When it comes to deciding when to turn on the heating in your home, it’s important to consider the needs of vulnerable individuals. This includes the elderly, young children, and anyone with medical conditions that may be aggravated by the cold.
For the elderly, staying warm is particularly important as they may have a harder time regulating their body temperature. It’s recommended to keep indoor temperatures at least 68°F (20°C) to ensure their comfort and safety. If you have an elderly family member living with you or nearby, it’s important to check in on them regularly during colder weather to ensure they are keeping warm enough.
Young children are also more susceptible to the cold, as their smaller bodies lose heat faster than adults. It’s important to dress them in warm clothes and keep indoor temperatures at a comfortable level to prevent illness or discomfort.
If you or someone in your household has a medical condition that is affected by the cold, it’s essential to speak with a medical professional for advice on how to safely regulate indoor temperatures.
Overall, it’s important to prioritize the needs of vulnerable individuals when deciding when to put the heating on. Keeping indoor temperatures at a comfortable and safe level should always take precedence over energy-saving measures.

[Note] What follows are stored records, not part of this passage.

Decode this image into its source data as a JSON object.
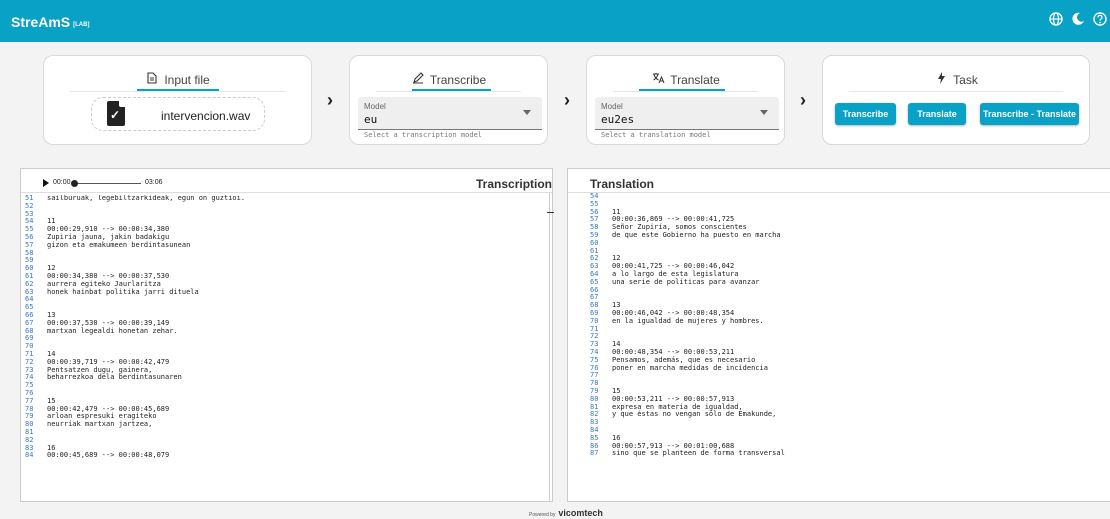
{
  "app": {
    "title": "StreAmS",
    "tag": "[LAB]"
  },
  "header_icons": [
    "globe-icon",
    "moon-icon",
    "help-icon"
  ],
  "input_card": {
    "title": "Input file",
    "icon": "file-icon",
    "file_name": "intervencion.wav"
  },
  "transcribe_card": {
    "title": "Transcribe",
    "icon": "pen-icon",
    "select_label": "Model",
    "select_value": "eu",
    "helper": "Select a transcription model"
  },
  "translate_card": {
    "title": "Translate",
    "icon": "translate-icon",
    "select_label": "Model",
    "select_value": "eu2es",
    "helper": "Select a translation model"
  },
  "task_card": {
    "title": "Task",
    "icon": "bolt-icon",
    "buttons": [
      "Transcribe",
      "Translate",
      "Transcribe - Translate"
    ]
  },
  "player": {
    "current": "00:00",
    "duration": "03:06",
    "progress": 0.0
  },
  "transcription": {
    "title": "Transcription",
    "lines": [
      [
        "51",
        "sailburuak, legebiltzarkideak, egun on guztioi."
      ],
      [
        "52",
        ""
      ],
      [
        "53",
        ""
      ],
      [
        "54",
        "11"
      ],
      [
        "55",
        "00:00:29,910 --> 00:00:34,380"
      ],
      [
        "56",
        "Zupiria jauna, jakin badakigu"
      ],
      [
        "57",
        "gizon eta emakumeen berdintasunean"
      ],
      [
        "58",
        ""
      ],
      [
        "59",
        ""
      ],
      [
        "60",
        "12"
      ],
      [
        "61",
        "00:00:34,380 --> 00:00:37,530"
      ],
      [
        "62",
        "aurrera egiteko Jaurlaritza"
      ],
      [
        "63",
        "honek hainbat politika jarri dituela"
      ],
      [
        "64",
        ""
      ],
      [
        "65",
        ""
      ],
      [
        "66",
        "13"
      ],
      [
        "67",
        "00:00:37,530 --> 00:00:39,149"
      ],
      [
        "68",
        "martxan legealdi honetan zehar."
      ],
      [
        "69",
        ""
      ],
      [
        "70",
        ""
      ],
      [
        "71",
        "14"
      ],
      [
        "72",
        "00:00:39,719 --> 00:00:42,479"
      ],
      [
        "73",
        "Pentsatzen dugu, gainera,"
      ],
      [
        "74",
        "beharrezkoa dela berdintasunaren"
      ],
      [
        "75",
        ""
      ],
      [
        "76",
        ""
      ],
      [
        "77",
        "15"
      ],
      [
        "78",
        "00:00:42,479 --> 00:00:45,689"
      ],
      [
        "79",
        "arloan espresuki eragiteko"
      ],
      [
        "80",
        "neurriak martxan jartzea,"
      ],
      [
        "81",
        ""
      ],
      [
        "82",
        ""
      ],
      [
        "83",
        "16"
      ],
      [
        "84",
        "00:00:45,689 --> 00:00:48,079"
      ]
    ]
  },
  "translation": {
    "title": "Translation",
    "lines": [
      [
        "54",
        ""
      ],
      [
        "55",
        ""
      ],
      [
        "56",
        "11"
      ],
      [
        "57",
        "00:00:36,869 --> 00:00:41,725"
      ],
      [
        "58",
        "Señor Zupiría, somos conscientes"
      ],
      [
        "59",
        "de que este Gobierno ha puesto en marcha"
      ],
      [
        "60",
        ""
      ],
      [
        "61",
        ""
      ],
      [
        "62",
        "12"
      ],
      [
        "63",
        "00:00:41,725 --> 00:00:46,042"
      ],
      [
        "64",
        "a lo largo de esta legislatura"
      ],
      [
        "65",
        "una serie de políticas para avanzar"
      ],
      [
        "66",
        ""
      ],
      [
        "67",
        ""
      ],
      [
        "68",
        "13"
      ],
      [
        "69",
        "00:00:46,042 --> 00:00:48,354"
      ],
      [
        "70",
        "en la igualdad de mujeres y hombres."
      ],
      [
        "71",
        ""
      ],
      [
        "72",
        ""
      ],
      [
        "73",
        "14"
      ],
      [
        "74",
        "00:00:48,354 --> 00:00:53,211"
      ],
      [
        "75",
        "Pensamos, además, que es necesario"
      ],
      [
        "76",
        "poner en marcha medidas de incidencia"
      ],
      [
        "77",
        ""
      ],
      [
        "78",
        ""
      ],
      [
        "79",
        "15"
      ],
      [
        "80",
        "00:00:53,211 --> 00:00:57,913"
      ],
      [
        "81",
        "expresa en materia de igualdad,"
      ],
      [
        "82",
        "y que éstas no vengan sólo de Emakunde,"
      ],
      [
        "83",
        ""
      ],
      [
        "84",
        ""
      ],
      [
        "85",
        "16"
      ],
      [
        "86",
        "00:00:57,913 --> 00:01:00,688"
      ],
      [
        "87",
        "sino que se planteen de forma transversal"
      ]
    ]
  },
  "footer": {
    "powered": "Powered by",
    "company": "vicomtech"
  },
  "colors": {
    "accent": "#0aa1c6"
  }
}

Congratulations on making it to the end of this guide on when to turn on your heating! As you have learned, there are many factors to consider when making this decision, including your personal comfort level, outdoor temperature, indoor temperature and humidity, energy costs and efficiency, natural heat sources, and the needs of vulnerable individuals.
It’s important to find the right balance between staying comfortable and saving energy. Taking advantage of natural heat sources, using programmable thermostats effectively, dressing appropriately, and ensuring home safety are all great ways to delay the need to turn on the heating.
However, it’s also important to prioritize the well-being of vulnerable individuals, such as the elderly or young children, who may require warmer indoor temperatures to stay healthy and safe.
Remember to keep an eye on the outdoor temperature, and consider investing in a temperature gauge to help you determine when it’s time to turn on the heating. And don’t forget to regularly check your heating system to ensure that it’s working efficiently and safely.
Overall, the decision to turn on your heating should be based on a combination of factors, including personal comfort, energy efficiency, and the needs of those in your household. By finding the right balance, you can stay warm and cozy while also being mindful of your energy usage and budget.